What needs to be done: Take the records below and write them out again exactly.

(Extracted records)

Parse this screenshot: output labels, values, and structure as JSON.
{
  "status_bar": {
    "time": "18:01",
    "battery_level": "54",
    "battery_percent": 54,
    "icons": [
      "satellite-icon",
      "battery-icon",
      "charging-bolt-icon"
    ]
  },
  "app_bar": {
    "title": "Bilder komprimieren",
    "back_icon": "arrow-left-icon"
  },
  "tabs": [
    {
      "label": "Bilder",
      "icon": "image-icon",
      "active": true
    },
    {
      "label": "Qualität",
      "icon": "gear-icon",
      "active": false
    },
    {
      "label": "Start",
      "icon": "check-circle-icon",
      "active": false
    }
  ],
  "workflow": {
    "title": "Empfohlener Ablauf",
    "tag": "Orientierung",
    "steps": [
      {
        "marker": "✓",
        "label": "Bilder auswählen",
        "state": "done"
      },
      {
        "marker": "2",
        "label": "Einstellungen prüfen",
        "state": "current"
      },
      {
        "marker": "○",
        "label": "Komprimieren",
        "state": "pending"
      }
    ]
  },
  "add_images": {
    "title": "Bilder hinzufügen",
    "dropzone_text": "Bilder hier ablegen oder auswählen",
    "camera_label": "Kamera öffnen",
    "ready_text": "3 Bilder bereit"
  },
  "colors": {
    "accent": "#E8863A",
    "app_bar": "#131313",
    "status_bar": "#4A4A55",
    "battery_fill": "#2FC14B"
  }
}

Exercise response:
Parse this screenshot: output labels, values, and structure as JSON.
{
  "status_bar": {
    "time": "18:01",
    "battery_level": "54",
    "battery_percent": 54,
    "icons": [
      "satellite-icon",
      "battery-icon",
      "charging-bolt-icon"
    ]
  },
  "app_bar": {
    "title": "Bilder komprimieren",
    "back_icon": "arrow-left-icon"
  },
  "tabs": [
    {
      "label": "Bilder",
      "icon": "image-icon",
      "active": true
    },
    {
      "label": "Qualität",
      "icon": "gear-icon",
      "active": false
    },
    {
      "label": "Start",
      "icon": "check-circle-icon",
      "active": false
    }
  ],
  "workflow": {
    "title": "Empfohlener Ablauf",
    "tag": "Orientierung",
    "steps": [
      {
        "marker": "✓",
        "label": "Bilder auswählen",
        "state": "done"
      },
      {
        "marker": "2",
        "label": "Einstellungen prüfen",
        "state": "current"
      },
      {
        "marker": "○",
        "label": "Komprimieren",
        "state": "pending"
      }
    ]
  },
  "add_images": {
    "title": "Bilder hinzufügen",
    "dropzone_text": "Bilder hier ablegen oder auswählen",
    "camera_label": "Kamera öffnen",
    "ready_text": "3 Bilder bereit"
  },
  "colors": {
    "accent": "#E8863A",
    "app_bar": "#131313",
    "status_bar": "#4A4A55",
    "battery_fill": "#2FC14B"
  }
}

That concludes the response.